A timely, coordinated response would be necessary in the event of an intentional release of a biological agent across a county. For anthrax, which mirrors many other respiratory diseases, rapid delivery of prophylaxis to those believed to have been exposed is especially critical. Operation RAPID (Responder Alert Prophylaxis Initiative Drill), a mass prophylaxis point of dispensing exercise, was held to test the ability of Nassau County, New York (1.3 million residents) to respond to such an attack. Operation RAPID resulted from the partnership of local Nassau County agencies, including the department of health, nine fire battalions, the Vocational Education and Extension Board, law enforcement, twelve hospitals, the office of emergency management, and the New York Consortium for Emergency Preparedness Continuing Education. The exercise tested the abilities of the partner agencies to: 1) setup PODs; 2) order drugs and supplies form the county stockpile; 3) inform staff and their families to report for prophylaxis; 4) distribute prophylaxis to staff and their families; and 5) communicate progress, problems, and resource needs between POD sites and their respective EOCs. Operation RAPID successfully coordinated the actions of all the county agencies that would be involved in an actual response. The drill gave participants an important opportunity to meet exercise objectives and practice the skills they had been taught through an education process which began with an orientation to POD operations and was followed by hands-on POD training.
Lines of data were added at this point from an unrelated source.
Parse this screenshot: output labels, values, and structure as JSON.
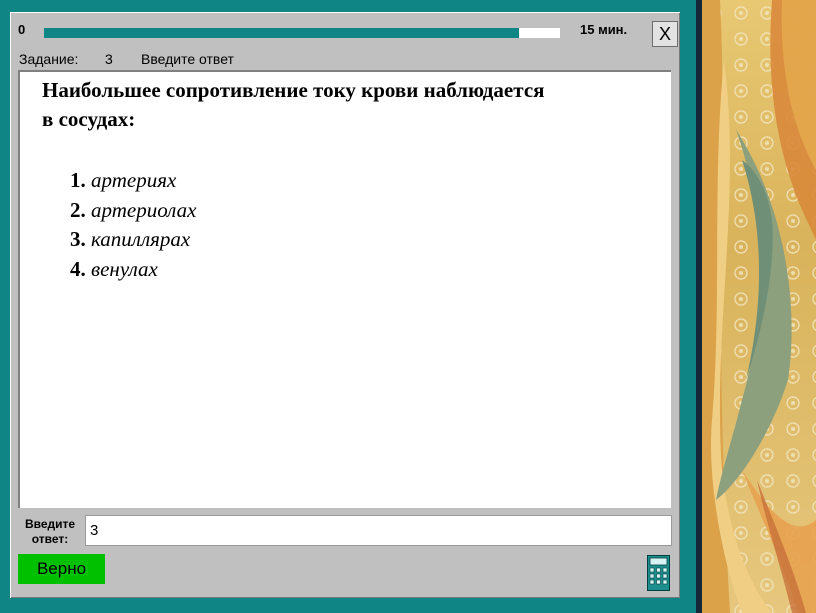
{
  "progress": {
    "start_label": "0",
    "fraction": 0.92,
    "time_limit": "15 мин."
  },
  "window": {
    "close_label": "X"
  },
  "task": {
    "label": "Задание:",
    "number": "3",
    "instruction": "Введите ответ"
  },
  "question": {
    "lines": [
      "Наибольшее сопротивление току крови наблюдается",
      "в сосудах:"
    ],
    "options": [
      {
        "number": "1.",
        "text": "артериях"
      },
      {
        "number": "2.",
        "text": "артериолах"
      },
      {
        "number": "3.",
        "text": "капиллярах"
      },
      {
        "number": "4.",
        "text": "венулах"
      }
    ]
  },
  "answer": {
    "label_line1": "Введите",
    "label_line2": "ответ:",
    "value": "3"
  },
  "result": {
    "label": "Верно",
    "color": "#00c000"
  },
  "colors": {
    "accent": "#0f8585",
    "panel": "#c0c0c0"
  },
  "icons": {
    "calculator": "calculator-icon",
    "close": "close-icon"
  }
}
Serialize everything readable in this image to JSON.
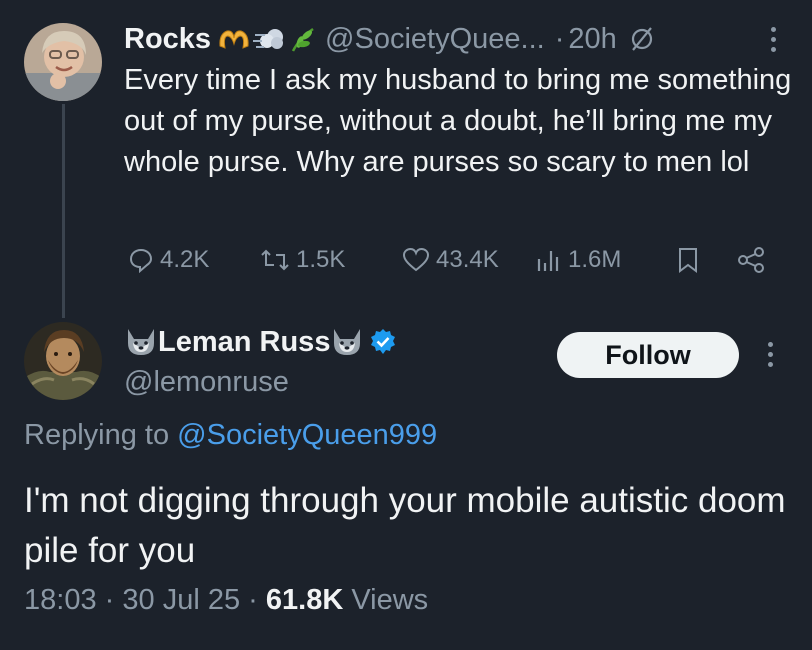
{
  "tweet1": {
    "display_name": "Rocks",
    "handle": "@SocietyQuee...",
    "separator": "·",
    "time": "20h",
    "text": "Every time I ask my husband to bring me something out of my purse, without a doubt, he’ll bring me my whole purse. Why are purses so scary to men lol",
    "name_emojis": [
      "heart-hands-icon",
      "dash-icon",
      "herb-icon"
    ],
    "stats": {
      "replies": "4.2K",
      "reposts": "1.5K",
      "likes": "43.4K",
      "views": "1.6M"
    }
  },
  "tweet2": {
    "display_name": "Leman Russ",
    "name_emojis": [
      "wolf-icon",
      "wolf-icon",
      "verified-badge-icon"
    ],
    "handle": "@lemonruse",
    "follow_label": "Follow",
    "replying_prefix": "Replying to",
    "replying_handle": "@SocietyQueen999",
    "text": "I'm not digging through your mobile autistic doom pile for you",
    "time": "18:03",
    "separator": "·",
    "date": "30 Jul 25",
    "views_count": "61.8K",
    "views_label": "Views"
  },
  "colors": {
    "background": "#1c222b",
    "text_primary": "#f1f3f4",
    "text_secondary": "#8b98a5",
    "link": "#4a9eea",
    "verified": "#1d9bf0",
    "follow_bg": "#eff3f4"
  }
}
The willingness of multiple agencies participating was overwhelming cited as the most positive aspect of the drill.

Learning Objectives:
1) Discuss strategies for bringing multiple community partners together. 2) Describe a logical progression of POD operation training and exercising.

Presenting author's disclosure statement:

Any relevant financial relationships? No
Any institutionally-contracted trials related to this submission?

I agree to comply with the American Public Health Association Conflict of Interest and Commercial Support Guidelines, and to disclose to the participants any off-label or experimental uses of a commercial product or service discussed in my presentation.